“Originally the winery was called Smothers Brothers, but I changed the name to Remick Ridge because when people heard Smothers Brothers wine, they thought something like Milton Berle Fine Wine or Larry, Curly and Mo Vineyards,” Smothers once said.
They eventually reunited to star in the musical comedy “I Love My Wife,” a hit that ran on Broadway for two years. After that they went back on the road, playing casinos, performing arts centers and corporate gatherings around the country, remaining popular for decades.
“We just keep resurfacing,” Smothers commented in 1997. “We’re just not in everyone’s face long enough to really get old.”
After a successful 20th anniversary “Smothers Brothers Comedy Hour” in 1988, CBS buried the hatchet and brought them back.
The show was quickly canceled, though it stayed on the air long enough for Smothers to introduce the “Yo-Yo Man,” a bit allowing him to demonstrate his considerable skills with a yo-yo while he and his brother kept up a steady patter of comedy. The bit remained in their act for years.
“It was like a great marriage, you go through some rough spots, but you still don’t lose that focus,” Dick Smothers said.
They retired in 2010, but returned for a series of shows in 2021 that would be their last before Tom Smothers’ illness left him unable to continue.
“The audience exploded,” Dick Smothers said of those shows. “It was like a clap of thunder. They were young again.”
Smothers married three times and had three children. He is survived by his wife Marie, children Bo and Riley Rose, and brother Dick, in addition to other relatives. He was predeceased by his son Tom and sister Sherry.
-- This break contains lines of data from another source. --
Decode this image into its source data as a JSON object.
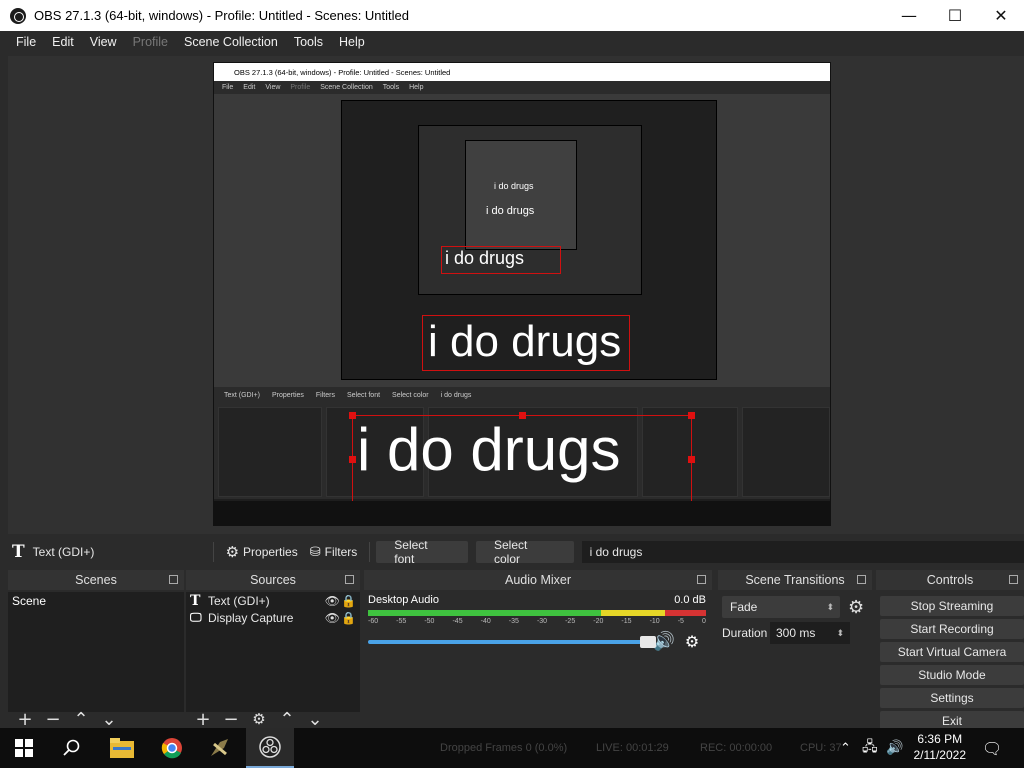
{
  "window": {
    "title": "OBS 27.1.3 (64-bit, windows) - Profile: Untitled - Scenes: Untitled",
    "minimize": "—",
    "maximize": "☐",
    "close": "✕"
  },
  "menu": [
    "File",
    "Edit",
    "View",
    "Profile",
    "Scene Collection",
    "Tools",
    "Help"
  ],
  "preview": {
    "caption": "i do drugs",
    "mini_title": "OBS 27.1.3 (64-bit, windows) - Profile: Untitled - Scenes: Untitled"
  },
  "source_toolbar": {
    "source_name": "Text (GDI+)",
    "properties": "Properties",
    "filters": "Filters",
    "select_font": "Select font",
    "select_color": "Select color",
    "text_value": "i do drugs"
  },
  "docks": {
    "scenes": {
      "title": "Scenes",
      "items": [
        "Scene"
      ]
    },
    "sources": {
      "title": "Sources",
      "items": [
        "Text (GDI+)",
        "Display Capture"
      ]
    },
    "mixer": {
      "title": "Audio Mixer",
      "channel": "Desktop Audio",
      "level": "0.0 dB",
      "scale": [
        "-60",
        "-55",
        "-50",
        "-45",
        "-40",
        "-35",
        "-30",
        "-25",
        "-20",
        "-15",
        "-10",
        "-5",
        "0"
      ]
    },
    "transitions": {
      "title": "Scene Transitions",
      "selected": "Fade",
      "duration_label": "Duration",
      "duration_value": "300 ms"
    },
    "controls": {
      "title": "Controls",
      "buttons": [
        "Stop Streaming",
        "Start Recording",
        "Start Virtual Camera",
        "Studio Mode",
        "Settings",
        "Exit"
      ]
    }
  },
  "statusbar": {
    "dropped": "Dropped Frames 0 (0.0%)",
    "live": "LIVE: 00:01:29",
    "rec": "REC: 00:00:00",
    "cpu": "CPU: 37"
  },
  "taskbar": {
    "time": "6:36 PM",
    "date": "2/11/2022"
  },
  "icons": {
    "start": "windows-start-icon",
    "search": "search-icon",
    "explorer": "file-explorer-icon",
    "chrome": "chrome-icon",
    "app": "app-icon",
    "obs": "obs-icon"
  }
}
Dalton reported from Los Angeles. Moore, a longtime Associated Press television writer, retired in 2017. Former Associated Press journalists John Rogers and the late Bob Thomas contributed to this report.